How do you see the relationship between galleries and artists developing in the future?

I hope that our way of working with artistic development can inspire others to do the same. An art gallery mimics the whole art world. That means that gallerists today have to be professional in many different areas of expertise; coaching, marketing, communication, innovation and entrepreneurship - just to mention a few areas we have to master. But so does the artist - they also have to master an incredible amount of competencies, so in fact we are more than ever before business partners. We as gallerists strive to understand their artistic practice in depth so we can support them on many levels, in order for them to get as much studio time as possible.

I completely agree. We have to understand that it is a partnership and that we can do so much more together. It's about trust and respect. Also, the art world seems to be changing fast due to new economic, material, and technological systems. The long term consequences of these changes can be hard to figure out why we need each other even more, to think smart, and be ready to adapt.

Sophie Calle, Maternité, 2018

Courtesy of the artist, Perrotin, and Wilson Saplana Gallery. Photo by Claire Dorn

Where is the gallery headed? Any big plans for the future?

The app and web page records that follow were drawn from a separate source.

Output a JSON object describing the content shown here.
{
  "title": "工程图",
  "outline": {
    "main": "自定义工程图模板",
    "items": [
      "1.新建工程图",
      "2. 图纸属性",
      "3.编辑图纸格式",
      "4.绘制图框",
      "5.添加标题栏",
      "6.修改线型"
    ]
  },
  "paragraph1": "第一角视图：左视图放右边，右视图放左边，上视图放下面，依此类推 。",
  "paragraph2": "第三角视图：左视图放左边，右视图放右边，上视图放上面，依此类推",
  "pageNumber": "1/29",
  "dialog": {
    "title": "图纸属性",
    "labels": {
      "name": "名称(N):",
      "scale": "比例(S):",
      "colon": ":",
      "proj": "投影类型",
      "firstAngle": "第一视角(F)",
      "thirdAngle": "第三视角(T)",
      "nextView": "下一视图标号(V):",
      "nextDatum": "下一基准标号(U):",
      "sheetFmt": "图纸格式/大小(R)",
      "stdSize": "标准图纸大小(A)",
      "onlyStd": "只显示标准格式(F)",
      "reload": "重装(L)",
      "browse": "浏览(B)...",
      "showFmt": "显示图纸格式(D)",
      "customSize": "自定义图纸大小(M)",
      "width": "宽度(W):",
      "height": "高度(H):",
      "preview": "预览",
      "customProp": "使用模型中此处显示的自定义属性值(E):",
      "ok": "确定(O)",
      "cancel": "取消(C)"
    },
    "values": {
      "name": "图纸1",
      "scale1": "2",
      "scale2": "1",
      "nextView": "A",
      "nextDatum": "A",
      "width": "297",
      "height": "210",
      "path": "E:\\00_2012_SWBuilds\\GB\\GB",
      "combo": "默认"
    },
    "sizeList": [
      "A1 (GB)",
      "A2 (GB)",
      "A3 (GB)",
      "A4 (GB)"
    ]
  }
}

We are really focusing on international expansion. That's something we're working towards. We're traveling a lot to strengthen our knowledge of the art world and our artists' careers on an international scale - and the other way around, we’d like to bring international artists to Denmark. For example we are having an exhibition with the renowned French artist Sophie Calle during CHART in August.

When Nanna says we are focusing on international expansion - we're really interested in international collaborations, but it’s hard to make those connections. I think many other gallerists would agree that the world is still a bit cautious after Covid. People are more mindful of resources, and galleries aren’t just packing up and jetting off to seven fairs a year like in the past. The reality is that without CHART you don't see many international curators in Denmark. It's quite rare but very much needed!

Mette Winckelmann, Lend and Borrow, Installation view, 2024, Wilson Saplana Gallery

Photo by David Stjernholm. Courtesy of the artist and Wilson Saplana Gallery

"Artistic development matters a lot to us because we'd get bored out of our minds if we saw the same pieces over and over again."

Christina Wilson

Founder and director of Wilson Saplana Gallery

Christina Wilson is an art historian, art advisor, and former owner of Gallery Christina Wilson (2000-2012). Wilson founded the gallery as Gas9 Gallery in January 2022 which later changed its name to Wilson Saplana as it moved to bigger premises in the center of Copenhagen in October 2023.

Photo by Anders Sune Berg

Nanna Saplana has a degree in Visual Anthropology and Modern Culture. Saplana has worked extensively with young contemporary artists and artistic development programs in Denmark through her previous work, before continuing this path as a partner in Wilson Saplana Gallery.

Photo by Anders Sune Berg